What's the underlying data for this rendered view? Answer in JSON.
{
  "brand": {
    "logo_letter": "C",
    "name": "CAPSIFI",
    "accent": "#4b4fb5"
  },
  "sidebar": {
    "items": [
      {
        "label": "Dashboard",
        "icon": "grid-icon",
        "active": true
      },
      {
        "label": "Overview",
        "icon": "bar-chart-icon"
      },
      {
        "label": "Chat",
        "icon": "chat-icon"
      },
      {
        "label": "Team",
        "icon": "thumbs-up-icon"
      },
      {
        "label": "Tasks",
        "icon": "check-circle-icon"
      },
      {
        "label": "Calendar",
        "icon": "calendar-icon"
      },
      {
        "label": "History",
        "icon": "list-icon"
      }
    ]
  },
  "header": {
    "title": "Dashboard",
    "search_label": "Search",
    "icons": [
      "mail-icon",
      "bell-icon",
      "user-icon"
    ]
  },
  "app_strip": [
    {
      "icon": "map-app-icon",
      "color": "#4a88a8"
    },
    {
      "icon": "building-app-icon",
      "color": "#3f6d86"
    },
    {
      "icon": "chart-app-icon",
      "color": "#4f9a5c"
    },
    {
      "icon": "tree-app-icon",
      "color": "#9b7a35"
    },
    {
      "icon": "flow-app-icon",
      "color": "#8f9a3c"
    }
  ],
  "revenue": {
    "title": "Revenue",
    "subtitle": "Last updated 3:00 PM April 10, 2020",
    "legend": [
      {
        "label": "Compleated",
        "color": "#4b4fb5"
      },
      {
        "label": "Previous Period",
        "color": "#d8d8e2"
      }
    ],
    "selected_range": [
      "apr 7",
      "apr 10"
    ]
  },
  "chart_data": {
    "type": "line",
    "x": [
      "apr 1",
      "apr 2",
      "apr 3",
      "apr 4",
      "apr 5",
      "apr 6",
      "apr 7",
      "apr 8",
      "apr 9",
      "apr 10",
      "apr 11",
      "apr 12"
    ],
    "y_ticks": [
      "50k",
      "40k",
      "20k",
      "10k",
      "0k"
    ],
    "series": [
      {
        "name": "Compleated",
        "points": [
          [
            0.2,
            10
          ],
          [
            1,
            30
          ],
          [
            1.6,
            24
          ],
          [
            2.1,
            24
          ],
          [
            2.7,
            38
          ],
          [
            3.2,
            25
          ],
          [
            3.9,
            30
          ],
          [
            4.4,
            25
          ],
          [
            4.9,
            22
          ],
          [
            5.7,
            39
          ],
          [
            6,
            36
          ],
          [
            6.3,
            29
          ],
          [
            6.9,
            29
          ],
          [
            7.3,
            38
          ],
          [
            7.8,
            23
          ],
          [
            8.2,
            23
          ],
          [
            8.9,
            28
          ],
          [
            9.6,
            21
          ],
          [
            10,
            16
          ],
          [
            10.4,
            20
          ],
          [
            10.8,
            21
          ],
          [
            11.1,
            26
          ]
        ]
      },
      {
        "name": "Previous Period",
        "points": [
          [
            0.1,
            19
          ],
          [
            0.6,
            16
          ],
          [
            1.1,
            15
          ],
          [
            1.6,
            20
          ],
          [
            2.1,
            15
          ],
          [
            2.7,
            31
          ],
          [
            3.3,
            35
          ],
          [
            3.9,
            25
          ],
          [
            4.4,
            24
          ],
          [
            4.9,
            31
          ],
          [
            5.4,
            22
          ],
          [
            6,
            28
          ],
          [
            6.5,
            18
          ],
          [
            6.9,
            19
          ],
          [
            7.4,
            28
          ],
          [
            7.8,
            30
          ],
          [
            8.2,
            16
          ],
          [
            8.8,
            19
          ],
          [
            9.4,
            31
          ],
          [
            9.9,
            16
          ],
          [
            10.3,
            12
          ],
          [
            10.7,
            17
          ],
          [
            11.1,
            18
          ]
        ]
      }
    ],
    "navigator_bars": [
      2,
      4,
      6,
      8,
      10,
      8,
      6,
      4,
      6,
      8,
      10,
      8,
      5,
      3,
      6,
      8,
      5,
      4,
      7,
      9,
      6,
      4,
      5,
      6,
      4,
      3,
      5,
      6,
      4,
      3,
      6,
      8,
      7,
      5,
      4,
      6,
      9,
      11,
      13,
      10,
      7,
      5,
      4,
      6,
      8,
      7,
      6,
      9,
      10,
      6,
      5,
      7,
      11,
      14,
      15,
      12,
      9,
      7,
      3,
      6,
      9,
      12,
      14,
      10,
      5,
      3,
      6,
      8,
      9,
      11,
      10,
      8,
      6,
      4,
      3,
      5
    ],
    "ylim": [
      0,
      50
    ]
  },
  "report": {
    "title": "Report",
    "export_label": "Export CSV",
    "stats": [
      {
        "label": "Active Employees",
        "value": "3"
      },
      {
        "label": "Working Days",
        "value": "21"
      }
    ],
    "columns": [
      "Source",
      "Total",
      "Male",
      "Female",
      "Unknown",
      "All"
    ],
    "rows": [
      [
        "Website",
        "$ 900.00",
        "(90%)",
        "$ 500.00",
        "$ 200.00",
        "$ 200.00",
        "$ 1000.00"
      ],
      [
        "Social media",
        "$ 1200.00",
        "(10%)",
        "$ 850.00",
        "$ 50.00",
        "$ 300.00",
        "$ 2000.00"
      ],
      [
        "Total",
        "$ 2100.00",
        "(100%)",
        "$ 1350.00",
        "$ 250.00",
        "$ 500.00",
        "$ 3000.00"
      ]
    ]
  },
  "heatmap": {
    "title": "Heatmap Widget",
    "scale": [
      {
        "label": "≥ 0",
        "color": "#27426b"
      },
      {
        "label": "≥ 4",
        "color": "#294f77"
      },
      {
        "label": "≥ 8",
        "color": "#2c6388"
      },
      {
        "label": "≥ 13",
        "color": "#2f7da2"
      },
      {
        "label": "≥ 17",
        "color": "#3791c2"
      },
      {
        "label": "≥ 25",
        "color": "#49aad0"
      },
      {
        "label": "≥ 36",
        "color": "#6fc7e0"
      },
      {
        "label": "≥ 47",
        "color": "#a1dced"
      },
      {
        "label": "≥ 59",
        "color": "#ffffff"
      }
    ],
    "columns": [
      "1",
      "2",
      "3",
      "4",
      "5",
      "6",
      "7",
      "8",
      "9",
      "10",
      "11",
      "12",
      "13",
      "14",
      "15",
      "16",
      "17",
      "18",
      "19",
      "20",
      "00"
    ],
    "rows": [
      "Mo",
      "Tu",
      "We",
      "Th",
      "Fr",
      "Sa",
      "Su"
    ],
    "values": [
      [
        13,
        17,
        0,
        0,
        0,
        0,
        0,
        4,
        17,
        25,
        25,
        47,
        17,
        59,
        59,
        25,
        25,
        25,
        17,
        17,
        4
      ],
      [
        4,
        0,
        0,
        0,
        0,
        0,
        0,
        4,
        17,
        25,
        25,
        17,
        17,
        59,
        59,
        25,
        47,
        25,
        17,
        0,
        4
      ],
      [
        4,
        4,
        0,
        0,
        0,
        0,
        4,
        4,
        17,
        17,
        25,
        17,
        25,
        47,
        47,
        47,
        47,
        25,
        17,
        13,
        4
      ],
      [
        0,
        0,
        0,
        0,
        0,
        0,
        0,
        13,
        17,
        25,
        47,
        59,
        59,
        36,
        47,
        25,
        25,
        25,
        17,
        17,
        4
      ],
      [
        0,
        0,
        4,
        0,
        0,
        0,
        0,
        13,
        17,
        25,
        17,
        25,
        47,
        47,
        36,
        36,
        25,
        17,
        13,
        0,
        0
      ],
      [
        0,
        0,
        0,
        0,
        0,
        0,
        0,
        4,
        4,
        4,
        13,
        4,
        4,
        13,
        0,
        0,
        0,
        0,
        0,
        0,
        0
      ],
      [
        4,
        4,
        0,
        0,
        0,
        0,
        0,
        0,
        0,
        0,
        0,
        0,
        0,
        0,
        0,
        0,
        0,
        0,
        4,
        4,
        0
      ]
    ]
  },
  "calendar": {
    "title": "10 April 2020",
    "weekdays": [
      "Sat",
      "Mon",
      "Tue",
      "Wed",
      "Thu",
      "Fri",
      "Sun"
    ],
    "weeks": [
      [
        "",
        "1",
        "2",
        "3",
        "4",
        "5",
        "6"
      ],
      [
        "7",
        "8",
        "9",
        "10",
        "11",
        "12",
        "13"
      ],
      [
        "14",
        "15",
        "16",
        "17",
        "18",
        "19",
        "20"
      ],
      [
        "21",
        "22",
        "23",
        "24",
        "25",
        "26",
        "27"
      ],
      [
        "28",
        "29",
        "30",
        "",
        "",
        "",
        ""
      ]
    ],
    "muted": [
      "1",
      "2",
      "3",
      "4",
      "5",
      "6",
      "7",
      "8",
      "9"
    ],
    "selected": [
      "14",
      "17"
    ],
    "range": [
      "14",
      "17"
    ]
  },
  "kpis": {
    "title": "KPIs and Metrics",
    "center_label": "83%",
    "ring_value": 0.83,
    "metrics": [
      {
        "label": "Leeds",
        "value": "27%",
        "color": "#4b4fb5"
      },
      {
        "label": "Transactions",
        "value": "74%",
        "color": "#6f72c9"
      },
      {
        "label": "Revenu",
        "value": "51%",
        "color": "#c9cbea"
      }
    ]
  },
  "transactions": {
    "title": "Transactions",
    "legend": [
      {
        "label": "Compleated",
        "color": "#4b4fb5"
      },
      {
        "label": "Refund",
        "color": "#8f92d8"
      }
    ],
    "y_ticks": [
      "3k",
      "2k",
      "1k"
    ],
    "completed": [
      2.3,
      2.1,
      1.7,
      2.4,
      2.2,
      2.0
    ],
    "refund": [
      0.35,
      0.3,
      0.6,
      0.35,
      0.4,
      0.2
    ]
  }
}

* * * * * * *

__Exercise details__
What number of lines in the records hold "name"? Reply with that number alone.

__Expected output__
3